When legendary blues pioneer Robert Johnson took his infamous (and probably apocryphal) trip to the crossroads, he no idea that he was birthing an entirely new genre in music. And he certainly had no clue how far his influence would travel.
Getting raw Down Under
Australian blues guitarist Matty T Wall is proof of how far that influence would go. “I discovered Robert Johnson and he made the hair on the back of my neck stand up,” he recalls. “I got into the blues and have never gotten out of it.”
But getting into the blues was a complicated process for the young Australian.
With a father who listed Eric Clapton and Blues-influenced band Dire Straits as favorites, the young Matty needed no prodding to find an affection for the genre. Being armed with a Fender Stratocaster didn’t hurt either. Nonetheless, his first music crush was not on the blues, but on the flashy world of heavy metal. ACDC’s album “Dirty Deeds Done Dirt Cheap” was an early favorite. He also found much to admire in such legendary headbangers as Led Zeppelin, Pantera and Metallica before returning to the music he’d listed to with his father, embracing a simplicity and emotional connection in the blues.
Not surprisingly, a big part of his return came with the realization of how much heavy metal had been built upon the emotional rawness and honesty of the blues.
The Blues in the Outback
Once his path to music enlightenment had become clear, it then became a matter for Wall to find a place for himself. But how does one find success in the Australian blues scene? The answer wasn’t as complicated as you may think.
Home to a strong and vibrant blues scene, Matty’s native country was already open to influence from the foreign genre. Wall cites the John Butler Trio as an example of how the land down under can combine straight ahead southern-fried blues with traditional Australian acoustic folk music. “Lots of people see that as blues.
That combustion of genres is gradually morphing into a more electric type of sound in later years.” He even jokes that his limitations on the acoustic guitar make him that much more grateful that the genre has taken off in his homeland as it has.
The Forecast calls for…
Wall’s introduction in the Blues world is a strong debut album called Blue Skies. While it may not have been his intention to hoodwink listeners about what they were hearing, one could easily mistake the work of this young master and his band as coming from a time-tested veteran and a band of colleagues he’s known and toured with for decades.
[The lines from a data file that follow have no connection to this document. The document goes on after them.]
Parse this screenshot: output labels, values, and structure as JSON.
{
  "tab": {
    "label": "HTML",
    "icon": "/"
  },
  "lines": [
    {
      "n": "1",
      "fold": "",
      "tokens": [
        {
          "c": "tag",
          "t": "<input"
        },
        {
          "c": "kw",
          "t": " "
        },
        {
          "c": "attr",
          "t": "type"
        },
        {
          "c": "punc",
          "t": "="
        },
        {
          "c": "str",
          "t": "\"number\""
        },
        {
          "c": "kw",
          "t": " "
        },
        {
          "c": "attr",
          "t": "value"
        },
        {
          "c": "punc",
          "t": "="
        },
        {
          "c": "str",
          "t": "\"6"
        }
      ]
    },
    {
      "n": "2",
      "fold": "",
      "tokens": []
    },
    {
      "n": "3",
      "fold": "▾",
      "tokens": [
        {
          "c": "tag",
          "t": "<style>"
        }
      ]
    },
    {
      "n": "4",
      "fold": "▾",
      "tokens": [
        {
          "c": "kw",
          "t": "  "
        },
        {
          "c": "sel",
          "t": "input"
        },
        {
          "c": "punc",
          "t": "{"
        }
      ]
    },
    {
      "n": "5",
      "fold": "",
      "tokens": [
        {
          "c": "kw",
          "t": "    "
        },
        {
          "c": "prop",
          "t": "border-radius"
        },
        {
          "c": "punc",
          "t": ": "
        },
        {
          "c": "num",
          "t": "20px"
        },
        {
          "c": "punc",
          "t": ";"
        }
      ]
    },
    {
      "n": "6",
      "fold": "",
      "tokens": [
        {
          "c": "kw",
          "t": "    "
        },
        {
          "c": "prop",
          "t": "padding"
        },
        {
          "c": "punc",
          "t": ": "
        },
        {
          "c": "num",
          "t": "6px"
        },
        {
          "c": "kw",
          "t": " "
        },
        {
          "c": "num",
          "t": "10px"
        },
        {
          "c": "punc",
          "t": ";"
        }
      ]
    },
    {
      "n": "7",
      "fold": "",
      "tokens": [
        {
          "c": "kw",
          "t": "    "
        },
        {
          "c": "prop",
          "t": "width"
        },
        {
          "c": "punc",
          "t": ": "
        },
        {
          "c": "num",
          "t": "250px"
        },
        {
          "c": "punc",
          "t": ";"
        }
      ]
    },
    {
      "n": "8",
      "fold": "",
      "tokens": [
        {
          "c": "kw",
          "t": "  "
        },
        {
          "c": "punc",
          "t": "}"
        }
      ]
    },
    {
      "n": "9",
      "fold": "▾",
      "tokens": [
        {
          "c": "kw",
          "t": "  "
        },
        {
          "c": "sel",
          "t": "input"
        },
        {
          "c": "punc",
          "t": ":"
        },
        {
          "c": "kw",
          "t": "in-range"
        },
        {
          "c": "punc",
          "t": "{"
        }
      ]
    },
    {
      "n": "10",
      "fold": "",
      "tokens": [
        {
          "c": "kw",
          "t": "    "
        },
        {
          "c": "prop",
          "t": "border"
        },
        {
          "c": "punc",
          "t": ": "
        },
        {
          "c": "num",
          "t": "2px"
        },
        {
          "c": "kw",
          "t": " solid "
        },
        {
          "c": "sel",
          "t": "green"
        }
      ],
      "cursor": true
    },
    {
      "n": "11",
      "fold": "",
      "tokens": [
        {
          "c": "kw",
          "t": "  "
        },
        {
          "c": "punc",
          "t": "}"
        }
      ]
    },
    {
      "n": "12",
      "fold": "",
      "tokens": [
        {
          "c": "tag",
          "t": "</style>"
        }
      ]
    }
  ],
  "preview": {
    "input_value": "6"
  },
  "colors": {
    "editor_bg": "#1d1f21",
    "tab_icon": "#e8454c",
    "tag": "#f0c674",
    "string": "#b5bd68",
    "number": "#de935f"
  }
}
In fact, the band had only been playing together for roughly a year and half before recording the album.
Perhaps the standout track on Matty’s stunning debut is a cover of a tune that many musical historians credit as sparking the birth of the blues, Hellbound on my Trail by Robert Johnson – the artist, remember, “who first made the hair on the back of [Wall’s] neck stand up.”
If his intention was to replicate the sense of sheer horror he first felt, Matty T Wall’s rendition of the classic must be deemed a breathtaking success. The album’s closer haunts the listener with tribal drums, subtle guitar voicing and vocals that creep along like an ongoing threat from the nighttime sky. The song and the album from it comes has taken its creator full circle. One can easily imagine a young blues devote being as inspired by the tune as young Matty was by the original. And wherever this youthful fan may reside – Australia, Chicago, Norway, Kenya or Cuba – the song will provide all the inspiration needed to pick up the guitar and play the blues.
How did Matty and his band build so much chemistry so quickly?
Simple. They clicked, as the bandleader says, “Very naturally.”
It seems another key component of the band’s success is the diversity of each band member’s tastes. According to Matty, drummer Jasper Miller, “has got that great sense of swing and he truly loves jazz.” Meanwhile Stephen Walker on bass is “A great fan of pop, funk and fusion, that kind of stuff.”
Like most great albums of its genre, Blue Skies comes very much from its bandleader individual voice. But it also comes from the collective voices in the background.